Your stressed brainstem can affect the communication of your brain and body and transmit distorted messages that can lead to different symptoms and health issues, including those commonly associated with Meniere's disease. This may include vertigo, dizziness, tinnitus, and hearing loss.
Neck injuries, including whiplash and other forms of trauma, can trigger Meniere's disease in some individuals. So if you have experienced neck injury or any accident or trauma that hurt you in the neck and head, it's best to seek prompt evaluation from a qualified healthcare provider, including an Upper Cervical Chiropractor, to prevent potential long-term consequences.
If you've experienced an accident or injury that has resulted in a misalignment of your C1 and C2 vertebrae, you can explore Upper Cervical Care to correct the problem and alleviate associated symptoms such as those found in Meniere's disease.
Upper Cervical Care focuses on the alignment, balance, and overall health of your C1 and C2 upper cervical spine. Gentle and precise adjustments can restore the proper alignment of these bones and aid in the proper function of your nervous system by relieving the pressure on your brainstem. This can help alleviate symptoms such as dizziness, tinnitus, and hearing loss associated with Meniere's disease.
So if you have experienced an accident or injury that could have resulted in such a misalignment, you must take action today and book an appointment with an upper cervical chiropractor to begin your journey toward healing and recovery.
You don't have to feel like a victim of Meniere's disease. But you can and will be ready to take back control of your life. Talk to an Upper Cervical Chiropractor today!

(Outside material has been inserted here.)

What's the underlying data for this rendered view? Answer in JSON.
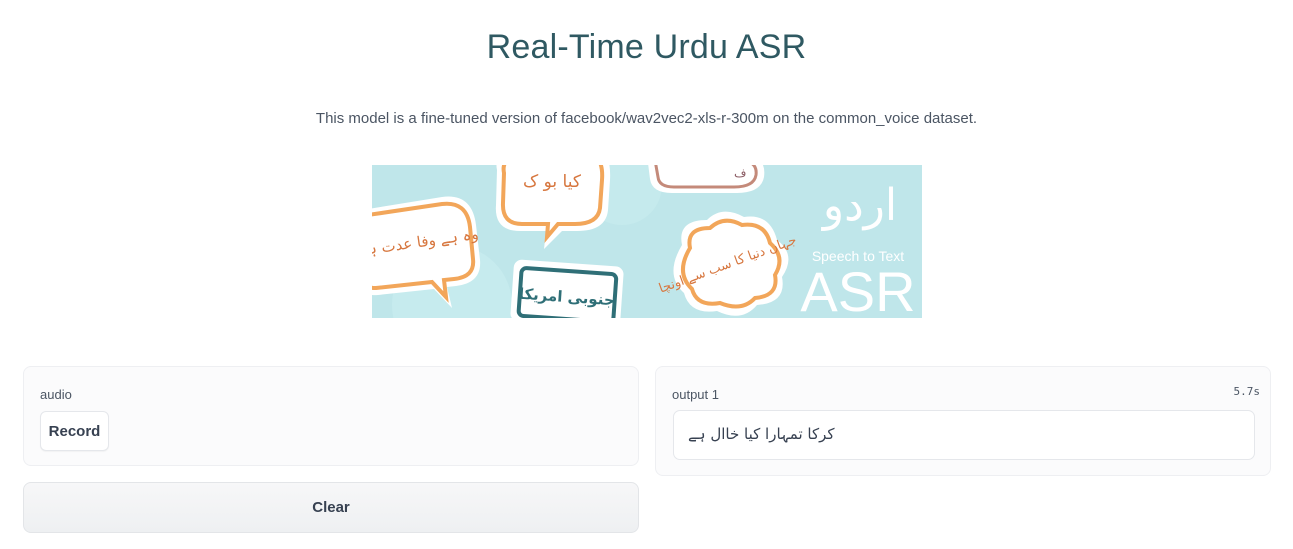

The content and materials provided in this web site are for informational and educational purposes only and are not intended to supplement or comprise a medical diagnosis or other professional opinion, or to be used in lieu of a consultation with a physician or competent health care professional for medical diagnosis and/or treatment. All content and materials including research papers, case studies and testimonials summarizing patients' responses to care are intended for educational purposes only and do not imply a guarantee of benefit. Individual results may vary, depending upon several factors including age of the patient, severity of the condition, severity of the spinal injury, and duration of time the condition has been present.